All Transmissions Include:
The GMC Yukon is available with four different V8 engines: 5.3L, 6.2L, and 6.6L V8 engines. The 5.2L is the most popular, and it delivers plenty of power. This engine is almost as fuel-efficient as the 5.7L, and it is available with a six-speed manual or automatic transmission. The 6.2L is an excellent choice for the Yukon Denali, as it provides 380 horsepower. The 6.0-liter, naturally aspirated V8 is the most powerful engine, and it comes with a six-speed manual or automatic. It is also the most powerful Yukon, with an aggressive start-off acceleration. The ride quality of the Denali is not truck-like, but rather comfortable and secure through corners and expressways.
Many GMC vehicles are equipped with automatic transmissions.
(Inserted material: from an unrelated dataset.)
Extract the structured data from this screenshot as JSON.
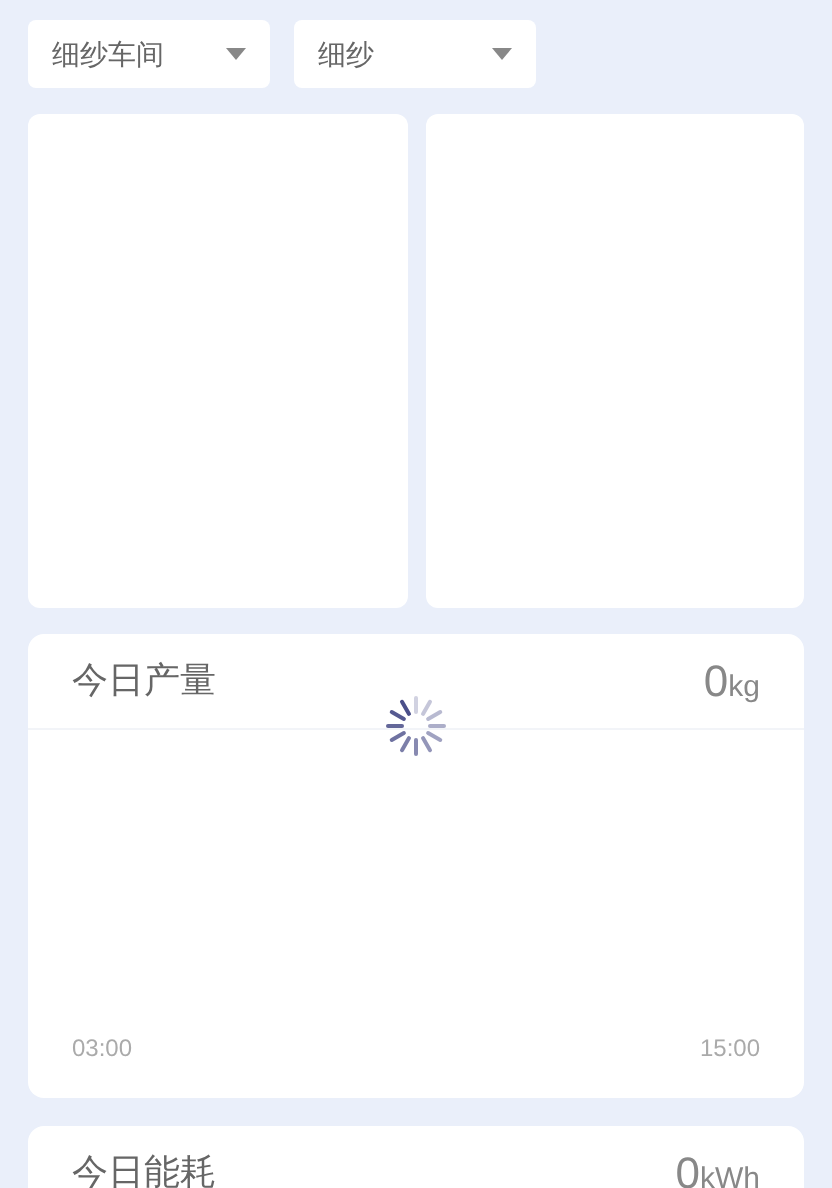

The problem can occur when shifting from first to second gear or from 2nd to third. This can occur when the shifter link is misaligned, or if the ignition interlock is defective. In some cases, the valve body is also the cause of the problem. If this occurs, your vehicle may shift in reverse or be unable to engage 3rd gear. In either case, it is necessary to replace the clutch pack and the engagement piston.
One of the most common problems with GMC automatic transmissions is shifting issues. The shifts can be long and the transmission may not downshift during acceleration. The symptoms of this problem may be constant or intermittent, and may even trigger a check engine light. In these cases, it's possible that the problem is with the throttle position sensor. The sensor sends wrong data to the TCU, causing the engine to shudder. The check engine light will likely come on when this occurs, so it's essential to find the faulty part.
The transmission pressure regulator system can wear out and cause shifting problems. Symptoms of this condition can include gear changes taking too long or downshifting while accelerating. In some cases, the symptoms may be constant or intermittent. A faulty throttle position sensor may also be to blame. If it's a TPS, the problem is likely to trigger a check engine light. The transmission's temperature sensors may send incorrect data to the TCU. The malfunction will result in a faulty shift, and the check engine light will likely activate. Most diagnostic tools are designed to identify this condition.
During an intense acceleration, the gear shift may be too slow or too long. If the shifts are too long, the transmission might not downshift. Typically, this problem is intermittent or persistent, and will trigger a check engine light. If you notice these symptoms, the problem is most likely with the throttle position sensor. If you suspect this is the cause of the shifting problem, you should check your throttle position sensor and replace the transmission.
A broken or worn drive shell collar or splines can also cause the transmission to limit itself to one gear. A broken or splined drive shell is a possible cause of these problems. If the clutch fails to work properly, the check engine light will also appear. A dirty filter may be the cause of this problem. These problems can be caused by faulty throttle position sensors. In some cases, a dirty sensor can trigger a check engine light.
A broken drive shell collar or worn transmission splines can also limit the transmission to only first gear or reverse. A broken drive shell collar is easily replaced, but if it is not replaced, the problem will continue. In addition to a broken drive shell, you should also check the temperature sensor. If the sensor is not functioning properly, the check engine light will illuminate. This is an indication that your car is experiencing a problem with the throttle position.